Adobe CEO Shantanu Narayen defended the acquisition as “transformational,” adding to calls from analysts that big deals are often viewed with skepticism.
The current weak economic background, he said, made the time right for the company to act.
“Stronger companies are the companies that should be moving to position themselves to serve customers for years,” Mr. Narayen said in an interview. “We really believe that this is the opportunity for us to seize this new world of collaborative creativity.”
Mr. Narayen’s ability to buy Figma at that price depends largely on his success in transforming Adobe a decade ago. Mr Narayen took over the company in 2007 when he sold its software to users, usually on discs.

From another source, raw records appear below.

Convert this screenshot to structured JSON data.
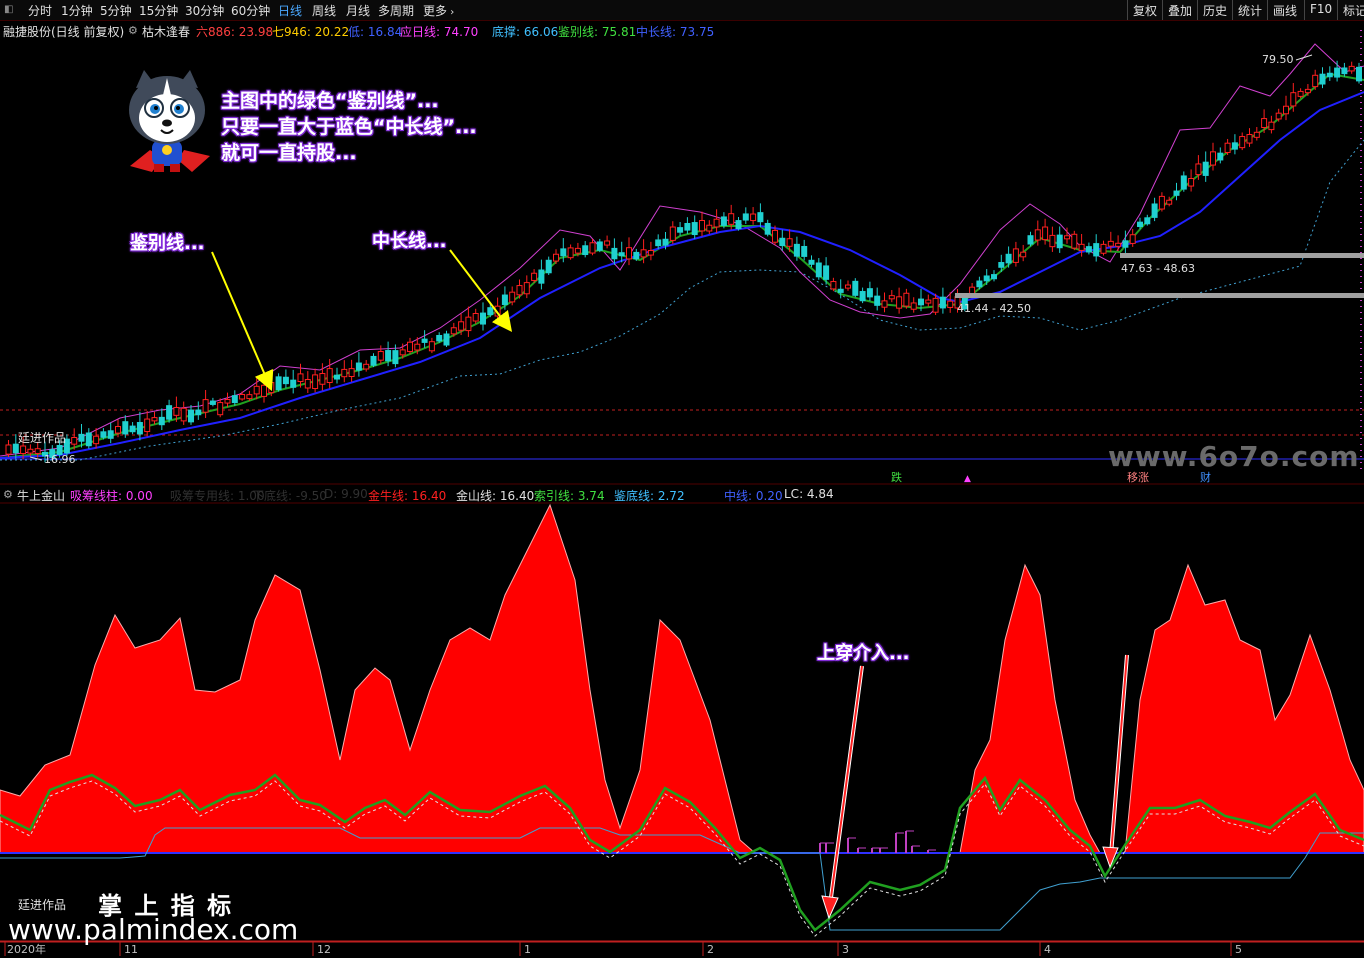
{
  "toolbar": {
    "periods": [
      "分时",
      "1分钟",
      "5分钟",
      "15分钟",
      "30分钟",
      "60分钟",
      "日线",
      "周线",
      "月线",
      "多周期",
      "更多"
    ],
    "active_period": "日线",
    "right_buttons": [
      "复权",
      "叠加",
      "历史",
      "统计",
      "画线",
      "F10",
      "标记"
    ]
  },
  "main_info": {
    "stock_label": "融捷股份(日线 前复权)",
    "indicator_name": "枯木逢春",
    "values": [
      {
        "label": "六886:",
        "value": "23.98",
        "color": "#ff4040"
      },
      {
        "label": "七946:",
        "value": "20.22",
        "color": "#ffcc00"
      },
      {
        "label": "低:",
        "value": "16.84",
        "color": "#4060ff"
      },
      {
        "label": "应日线:",
        "value": "74.70",
        "color": "#ff40ff"
      },
      {
        "label": "底撑:",
        "value": "66.06",
        "color": "#40c0ff"
      },
      {
        "label": "鉴别线:",
        "value": "75.81",
        "color": "#40e040"
      },
      {
        "label": "中长线:",
        "value": "73.75",
        "color": "#4060ff"
      }
    ]
  },
  "price_labels": {
    "high": "79.50",
    "zone1": "47.63 - 48.63",
    "zone2": "41.44 - 42.50",
    "low": "16.96"
  },
  "markers": {
    "m1": "跌",
    "m2": "移涨",
    "m3": "财"
  },
  "callouts": {
    "main_line1": "主图中的绿色“鉴别线”...",
    "main_line2": "只要一直大于蓝色“中长线”...",
    "main_line3": "就可一直持股...",
    "jianbie": "鉴别线...",
    "zhongchang": "中长线...",
    "shangchuan": "上穿介入..."
  },
  "author_label": "廷进作品",
  "sub_info": {
    "indicator_name": "牛上金山",
    "values": [
      {
        "label": "吸筹线柱:",
        "value": "0.00",
        "color": "#ff40ff"
      },
      {
        "label": "吸筹专用线:",
        "value": "1.00",
        "color": "#303030"
      },
      {
        "label": "下底线:",
        "value": "-9.50",
        "color": "#303030"
      },
      {
        "label": "D:",
        "value": "9.90",
        "color": "#303030"
      },
      {
        "label": "金牛线:",
        "value": "16.40",
        "color": "#ff2020"
      },
      {
        "label": "金山线:",
        "value": "16.40",
        "color": "#e0e0e0"
      },
      {
        "label": "索引线:",
        "value": "3.74",
        "color": "#40e040"
      },
      {
        "label": "鉴底线:",
        "value": "2.72",
        "color": "#40c0ff"
      },
      {
        "label": "中线:",
        "value": "0.20",
        "color": "#4060ff"
      },
      {
        "label": "LC:",
        "value": "4.84",
        "color": "#e0e0e0"
      }
    ]
  },
  "x_axis": {
    "labels": [
      "2020年",
      "11",
      "12",
      "1",
      "2",
      "3",
      "4",
      "5"
    ]
  },
  "watermarks": {
    "site1": "www.6o7o.com",
    "brand": "掌 上 指 标",
    "site2": "www.palmindex.com"
  },
  "colors": {
    "background": "#000000",
    "candle_up": "#ff2020",
    "candle_down": "#20d0d0",
    "jianbie_line": "#20a020",
    "zhongchang_line": "#2020ff",
    "support_dotted": "#40a0d0",
    "callout_glow": "#8a2be2",
    "area_fill": "#ff0000"
  }
}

But the software business was changing as the field of cloud computing grew which led to the sale of such products online, as a service and on a subscription basis.
In 2011, Mr. Narayen embraced the transition, positioning Adobe as the rare software provider to adapt to the emerging sales model that is now ubiquitous. The company had about $4.2 billion in annual sales at the time. It now generates more than that in a quarter. Adobe grew into a software giant with a market value of $320 billion at its peak last year and its stock had advanced 10 times over the past decade before the Figma deal was announced.
During Adobe’s move to the cloud, naysayers, too, questioned the company’s strategy, Mr. Narayen said. “Everybody focuses on the small number of people who have questions whenever change happens, but the believers are the ones you want to prove right,” he said.
Other software powerhouses were slower to adapt. Oracle Corp.
, the major database software provider, has for many years downplayed the importance of cloud computing and is now spending heavily to expand those activities. International Business Machines Corp.
likewise it was slow to move to the cloud and then it spent about $34 billion in 2019 to buy Red Hat Inc. get to strengthen their presence in the market.
Adobe executives say the Figma purchase will spark a new era of growth. “This positions the company to define new categories and drive growth for years to come,” said Chief Financial Officer Daniel Durn.
Figma, Adobe said, would also help it tap a new user base. The company says that in addition to the designer community that already uses its tools, Figma will bring in developers and others who might not normally be its customers.
To dispel doubts, Mr. Narayen said, the company would also focus on demonstrating strength in its core business.
The deal, which has yet to pass regulatory scrutiny and is otherwise set to close next year, would add collaboration features to Adobe products that the company has struggled to build on its own. In 2016, Adobe launched a collaborative design tool, but it didn’t gain traction in the market, said Scott Belsky, Adobe’s chief product officer, and the effort is largely over. Now, he said, Adobe plans to start making more of its design tools available inside Figma, such as image editing capabilities from Photoshop, to facilitate collaboration.
Figma users, however, are worried about the combination. Mr. Vinci, the freelance web designer who fell in love with the startup’s product, said he is currently looking at other options such as Dutch design software company Sketch BV.
Write to Aaron Tilley at email@example.com
Copyright © 2022 Dow Jones & Company, Inc. All rights reserved. 87990cbe856818d5eddac44c7b1cdeb8